--- BRIEF ---
Every line of the material needs an exact copy, apart from the images.

═══ DATA RECORDS ═══

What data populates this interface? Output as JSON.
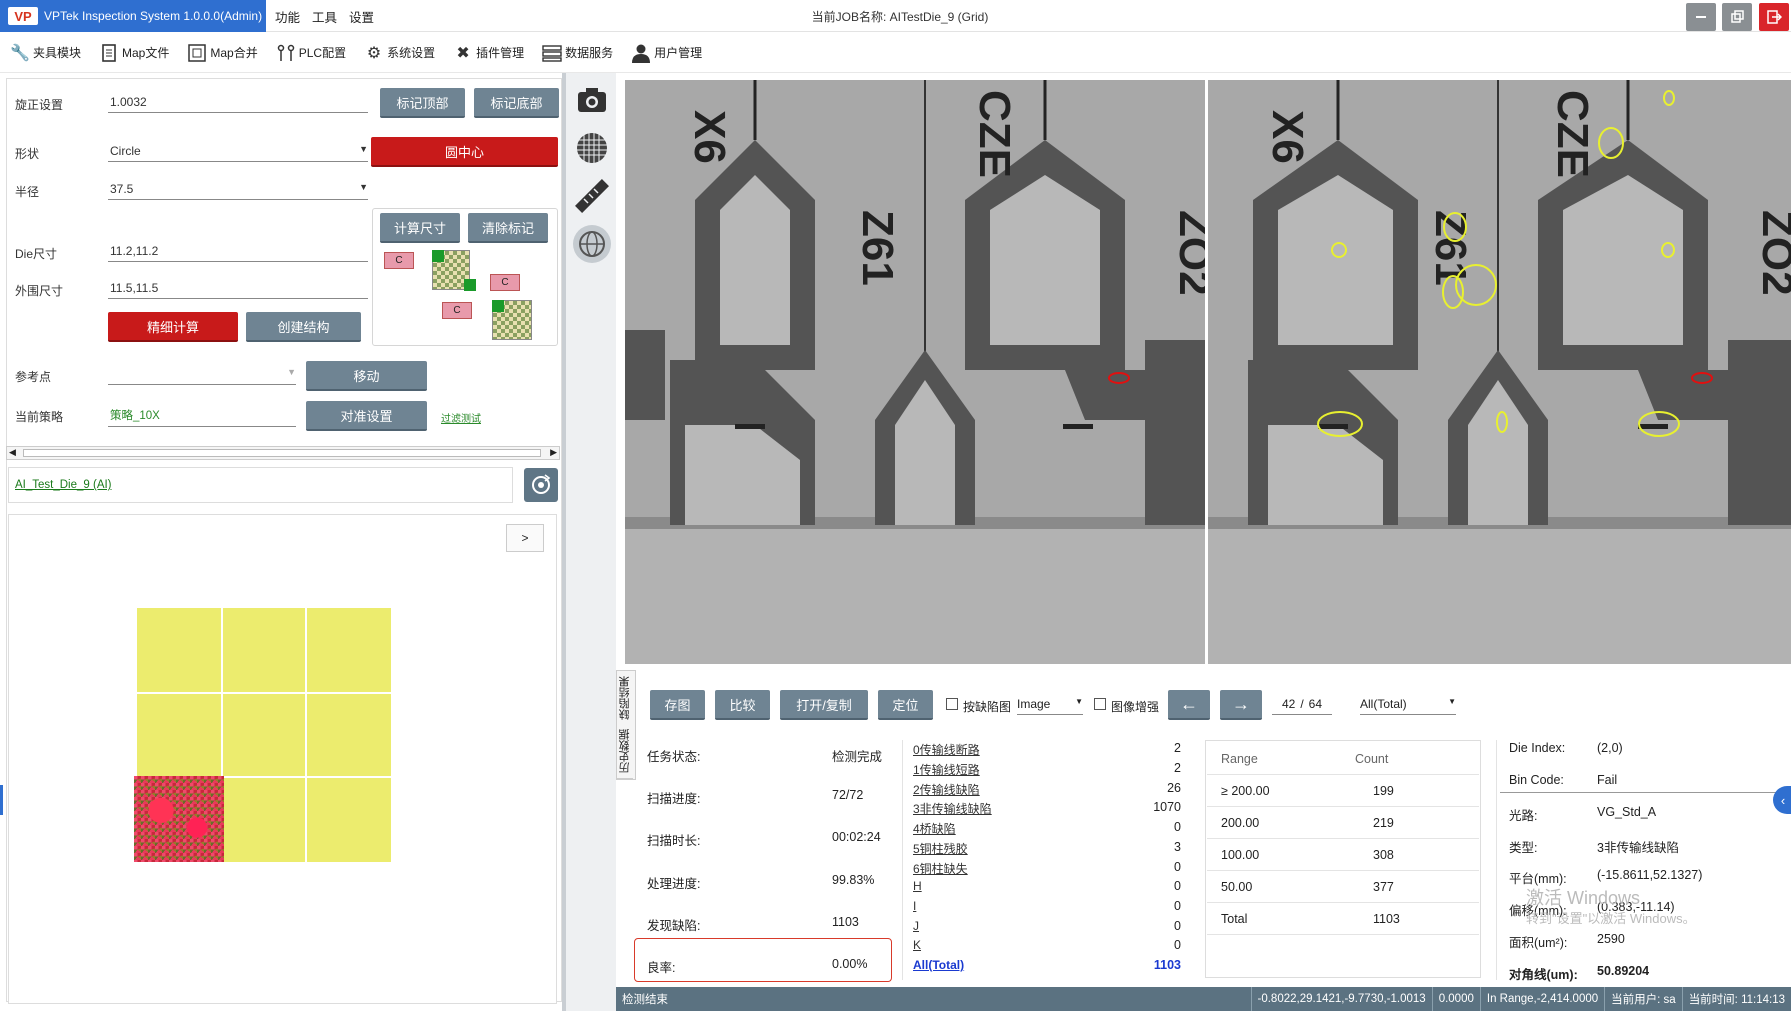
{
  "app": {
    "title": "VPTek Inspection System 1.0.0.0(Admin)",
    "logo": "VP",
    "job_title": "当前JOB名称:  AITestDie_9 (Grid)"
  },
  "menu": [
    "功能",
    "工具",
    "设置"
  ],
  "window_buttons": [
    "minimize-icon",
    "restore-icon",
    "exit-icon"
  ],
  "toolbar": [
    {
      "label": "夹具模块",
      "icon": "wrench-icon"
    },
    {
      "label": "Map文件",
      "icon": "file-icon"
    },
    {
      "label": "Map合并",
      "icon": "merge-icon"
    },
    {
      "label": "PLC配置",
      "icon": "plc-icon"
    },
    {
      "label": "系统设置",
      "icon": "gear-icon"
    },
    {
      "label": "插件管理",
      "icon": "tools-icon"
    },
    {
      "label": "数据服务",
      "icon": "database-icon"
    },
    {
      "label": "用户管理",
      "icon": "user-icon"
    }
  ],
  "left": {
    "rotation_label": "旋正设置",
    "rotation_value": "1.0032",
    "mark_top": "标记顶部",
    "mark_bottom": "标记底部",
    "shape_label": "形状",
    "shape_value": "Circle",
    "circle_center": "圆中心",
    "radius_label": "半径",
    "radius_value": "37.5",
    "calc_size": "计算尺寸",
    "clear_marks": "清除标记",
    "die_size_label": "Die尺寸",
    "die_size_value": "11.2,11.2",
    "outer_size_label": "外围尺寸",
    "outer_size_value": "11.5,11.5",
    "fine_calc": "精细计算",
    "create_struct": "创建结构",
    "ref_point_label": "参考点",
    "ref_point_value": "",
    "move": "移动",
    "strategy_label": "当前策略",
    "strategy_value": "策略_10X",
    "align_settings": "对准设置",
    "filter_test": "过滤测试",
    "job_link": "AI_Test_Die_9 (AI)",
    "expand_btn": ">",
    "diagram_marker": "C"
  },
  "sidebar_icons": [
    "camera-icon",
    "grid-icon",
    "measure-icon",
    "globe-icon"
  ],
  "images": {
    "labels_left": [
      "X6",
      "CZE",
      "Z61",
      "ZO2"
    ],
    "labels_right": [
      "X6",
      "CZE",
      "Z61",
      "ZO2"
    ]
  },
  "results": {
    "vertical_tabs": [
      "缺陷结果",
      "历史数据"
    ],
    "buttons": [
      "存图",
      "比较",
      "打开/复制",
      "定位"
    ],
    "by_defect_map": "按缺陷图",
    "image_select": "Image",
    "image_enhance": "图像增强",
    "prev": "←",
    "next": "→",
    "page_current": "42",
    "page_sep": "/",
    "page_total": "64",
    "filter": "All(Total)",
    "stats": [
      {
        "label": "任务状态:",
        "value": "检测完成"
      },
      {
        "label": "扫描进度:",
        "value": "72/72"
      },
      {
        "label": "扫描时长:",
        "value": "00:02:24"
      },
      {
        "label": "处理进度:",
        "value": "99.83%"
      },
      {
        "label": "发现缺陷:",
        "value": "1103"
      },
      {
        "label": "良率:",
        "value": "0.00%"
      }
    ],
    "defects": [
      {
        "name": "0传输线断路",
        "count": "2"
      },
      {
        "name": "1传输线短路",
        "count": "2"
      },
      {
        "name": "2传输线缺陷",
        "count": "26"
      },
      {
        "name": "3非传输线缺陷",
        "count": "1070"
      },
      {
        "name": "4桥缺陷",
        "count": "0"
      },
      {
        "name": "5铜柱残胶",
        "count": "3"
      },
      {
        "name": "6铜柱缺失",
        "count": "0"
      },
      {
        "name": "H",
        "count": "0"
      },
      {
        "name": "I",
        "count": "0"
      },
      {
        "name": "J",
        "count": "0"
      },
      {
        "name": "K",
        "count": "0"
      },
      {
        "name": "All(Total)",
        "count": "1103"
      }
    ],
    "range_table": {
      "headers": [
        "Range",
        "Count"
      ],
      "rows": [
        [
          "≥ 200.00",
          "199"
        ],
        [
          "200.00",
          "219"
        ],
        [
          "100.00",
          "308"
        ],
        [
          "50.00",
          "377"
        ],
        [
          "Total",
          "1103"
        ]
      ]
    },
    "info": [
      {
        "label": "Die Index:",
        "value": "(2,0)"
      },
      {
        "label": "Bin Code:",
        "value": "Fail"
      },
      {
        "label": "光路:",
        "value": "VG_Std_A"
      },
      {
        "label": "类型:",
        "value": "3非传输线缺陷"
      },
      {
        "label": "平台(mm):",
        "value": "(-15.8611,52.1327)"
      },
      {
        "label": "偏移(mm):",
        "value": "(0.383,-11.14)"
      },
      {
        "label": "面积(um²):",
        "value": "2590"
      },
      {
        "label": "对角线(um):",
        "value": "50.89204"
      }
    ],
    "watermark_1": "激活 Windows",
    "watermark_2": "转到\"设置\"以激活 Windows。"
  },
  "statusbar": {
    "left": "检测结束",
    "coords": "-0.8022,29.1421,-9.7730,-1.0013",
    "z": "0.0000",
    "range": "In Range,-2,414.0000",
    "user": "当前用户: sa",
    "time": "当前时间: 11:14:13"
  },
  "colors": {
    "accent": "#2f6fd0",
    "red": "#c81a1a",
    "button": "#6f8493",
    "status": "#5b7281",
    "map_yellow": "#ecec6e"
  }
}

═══

--- TASK ANSWER ---
What data populates this interface? Output as JSON.
{
  "app": {
    "title": "VPTek Inspection System 1.0.0.0(Admin)",
    "logo": "VP",
    "job_title": "当前JOB名称:  AITestDie_9 (Grid)"
  },
  "menu": [
    "功能",
    "工具",
    "设置"
  ],
  "window_buttons": [
    "minimize-icon",
    "restore-icon",
    "exit-icon"
  ],
  "toolbar": [
    {
      "label": "夹具模块",
      "icon": "wrench-icon"
    },
    {
      "label": "Map文件",
      "icon": "file-icon"
    },
    {
      "label": "Map合并",
      "icon": "merge-icon"
    },
    {
      "label": "PLC配置",
      "icon": "plc-icon"
    },
    {
      "label": "系统设置",
      "icon": "gear-icon"
    },
    {
      "label": "插件管理",
      "icon": "tools-icon"
    },
    {
      "label": "数据服务",
      "icon": "database-icon"
    },
    {
      "label": "用户管理",
      "icon": "user-icon"
    }
  ],
  "left": {
    "rotation_label": "旋正设置",
    "rotation_value": "1.0032",
    "mark_top": "标记顶部",
    "mark_bottom": "标记底部",
    "shape_label": "形状",
    "shape_value": "Circle",
    "circle_center": "圆中心",
    "radius_label": "半径",
    "radius_value": "37.5",
    "calc_size": "计算尺寸",
    "clear_marks": "清除标记",
    "die_size_label": "Die尺寸",
    "die_size_value": "11.2,11.2",
    "outer_size_label": "外围尺寸",
    "outer_size_value": "11.5,11.5",
    "fine_calc": "精细计算",
    "create_struct": "创建结构",
    "ref_point_label": "参考点",
    "ref_point_value": "",
    "move": "移动",
    "strategy_label": "当前策略",
    "strategy_value": "策略_10X",
    "align_settings": "对准设置",
    "filter_test": "过滤测试",
    "job_link": "AI_Test_Die_9 (AI)",
    "expand_btn": ">",
    "diagram_marker": "C"
  },
  "sidebar_icons": [
    "camera-icon",
    "grid-icon",
    "measure-icon",
    "globe-icon"
  ],
  "images": {
    "labels_left": [
      "X6",
      "CZE",
      "Z61",
      "ZO2"
    ],
    "labels_right": [
      "X6",
      "CZE",
      "Z61",
      "ZO2"
    ]
  },
  "results": {
    "vertical_tabs": [
      "缺陷结果",
      "历史数据"
    ],
    "buttons": [
      "存图",
      "比较",
      "打开/复制",
      "定位"
    ],
    "by_defect_map": "按缺陷图",
    "image_select": "Image",
    "image_enhance": "图像增强",
    "prev": "←",
    "next": "→",
    "page_current": "42",
    "page_sep": "/",
    "page_total": "64",
    "filter": "All(Total)",
    "stats": [
      {
        "label": "任务状态:",
        "value": "检测完成"
      },
      {
        "label": "扫描进度:",
        "value": "72/72"
      },
      {
        "label": "扫描时长:",
        "value": "00:02:24"
      },
      {
        "label": "处理进度:",
        "value": "99.83%"
      },
      {
        "label": "发现缺陷:",
        "value": "1103"
      },
      {
        "label": "良率:",
        "value": "0.00%"
      }
    ],
    "defects": [
      {
        "name": "0传输线断路",
        "count": "2"
      },
      {
        "name": "1传输线短路",
        "count": "2"
      },
      {
        "name": "2传输线缺陷",
        "count": "26"
      },
      {
        "name": "3非传输线缺陷",
        "count": "1070"
      },
      {
        "name": "4桥缺陷",
        "count": "0"
      },
      {
        "name": "5铜柱残胶",
        "count": "3"
      },
      {
        "name": "6铜柱缺失",
        "count": "0"
      },
      {
        "name": "H",
        "count": "0"
      },
      {
        "name": "I",
        "count": "0"
      },
      {
        "name": "J",
        "count": "0"
      },
      {
        "name": "K",
        "count": "0"
      },
      {
        "name": "All(Total)",
        "count": "1103"
      }
    ],
    "range_table": {
      "headers": [
        "Range",
        "Count"
      ],
      "rows": [
        [
          "≥ 200.00",
          "199"
        ],
        [
          "200.00",
          "219"
        ],
        [
          "100.00",
          "308"
        ],
        [
          "50.00",
          "377"
        ],
        [
          "Total",
          "1103"
        ]
      ]
    },
    "info": [
      {
        "label": "Die Index:",
        "value": "(2,0)"
      },
      {
        "label": "Bin Code:",
        "value": "Fail"
      },
      {
        "label": "光路:",
        "value": "VG_Std_A"
      },
      {
        "label": "类型:",
        "value": "3非传输线缺陷"
      },
      {
        "label": "平台(mm):",
        "value": "(-15.8611,52.1327)"
      },
      {
        "label": "偏移(mm):",
        "value": "(0.383,-11.14)"
      },
      {
        "label": "面积(um²):",
        "value": "2590"
      },
      {
        "label": "对角线(um):",
        "value": "50.89204"
      }
    ],
    "watermark_1": "激活 Windows",
    "watermark_2": "转到\"设置\"以激活 Windows。"
  },
  "statusbar": {
    "left": "检测结束",
    "coords": "-0.8022,29.1421,-9.7730,-1.0013",
    "z": "0.0000",
    "range": "In Range,-2,414.0000",
    "user": "当前用户: sa",
    "time": "当前时间: 11:14:13"
  },
  "colors": {
    "accent": "#2f6fd0",
    "red": "#c81a1a",
    "button": "#6f8493",
    "status": "#5b7281",
    "map_yellow": "#ecec6e"
  }
}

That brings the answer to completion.